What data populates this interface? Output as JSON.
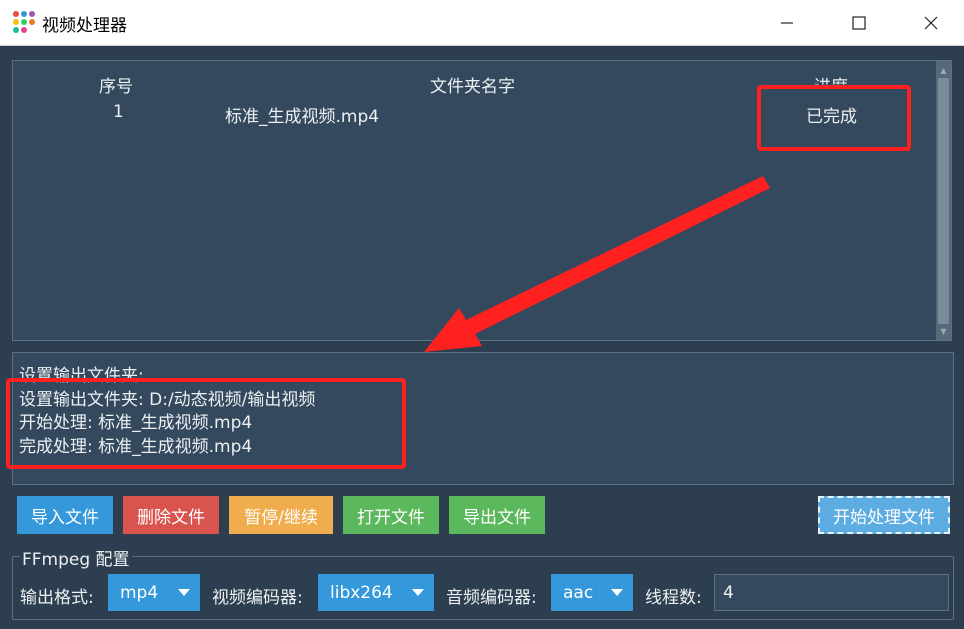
{
  "window": {
    "title": "视频处理器",
    "minimize_glyph": "—",
    "maximize_glyph": "☐",
    "close_glyph": "✕"
  },
  "table": {
    "headers": [
      "序号",
      "文件夹名字",
      "进度"
    ],
    "rows": [
      {
        "index": "1",
        "name": "标准_生成视频.mp4",
        "progress": "已完成"
      }
    ]
  },
  "log": {
    "lines": [
      "设置输出文件夹:",
      "设置输出文件夹: D:/动态视频/输出视频",
      "开始处理: 标准_生成视频.mp4",
      "完成处理: 标准_生成视频.mp4"
    ]
  },
  "buttons": {
    "import": "导入文件",
    "delete": "删除文件",
    "pause": "暂停/继续",
    "open": "打开文件",
    "export": "导出文件",
    "start": "开始处理文件"
  },
  "config": {
    "group_title": "FFmpeg 配置",
    "output_format_label": "输出格式:",
    "output_format_value": "mp4",
    "video_codec_label": "视频编码器:",
    "video_codec_value": "libx264",
    "audio_codec_label": "音频编码器:",
    "audio_codec_value": "aac",
    "threads_label": "线程数:",
    "threads_value": "4"
  },
  "colors": {
    "background": "#2c3e50",
    "panel": "#34495e",
    "btn_import": "#3498db",
    "btn_delete": "#d9534f",
    "btn_pause": "#f0ad4e",
    "btn_open": "#5cb85c",
    "btn_export": "#5cb85c",
    "btn_start": "#5dade2",
    "annotation": "#ff2020"
  }
}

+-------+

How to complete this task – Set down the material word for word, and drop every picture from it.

Task output –
What data populates this interface? Output as JSON.
{
  "window": {
    "title": "视频处理器",
    "minimize_glyph": "—",
    "maximize_glyph": "☐",
    "close_glyph": "✕"
  },
  "table": {
    "headers": [
      "序号",
      "文件夹名字",
      "进度"
    ],
    "rows": [
      {
        "index": "1",
        "name": "标准_生成视频.mp4",
        "progress": "已完成"
      }
    ]
  },
  "log": {
    "lines": [
      "设置输出文件夹:",
      "设置输出文件夹: D:/动态视频/输出视频",
      "开始处理: 标准_生成视频.mp4",
      "完成处理: 标准_生成视频.mp4"
    ]
  },
  "buttons": {
    "import": "导入文件",
    "delete": "删除文件",
    "pause": "暂停/继续",
    "open": "打开文件",
    "export": "导出文件",
    "start": "开始处理文件"
  },
  "config": {
    "group_title": "FFmpeg 配置",
    "output_format_label": "输出格式:",
    "output_format_value": "mp4",
    "video_codec_label": "视频编码器:",
    "video_codec_value": "libx264",
    "audio_codec_label": "音频编码器:",
    "audio_codec_value": "aac",
    "threads_label": "线程数:",
    "threads_value": "4"
  },
  "colors": {
    "background": "#2c3e50",
    "panel": "#34495e",
    "btn_import": "#3498db",
    "btn_delete": "#d9534f",
    "btn_pause": "#f0ad4e",
    "btn_open": "#5cb85c",
    "btn_export": "#5cb85c",
    "btn_start": "#5dade2",
    "annotation": "#ff2020"
  }
}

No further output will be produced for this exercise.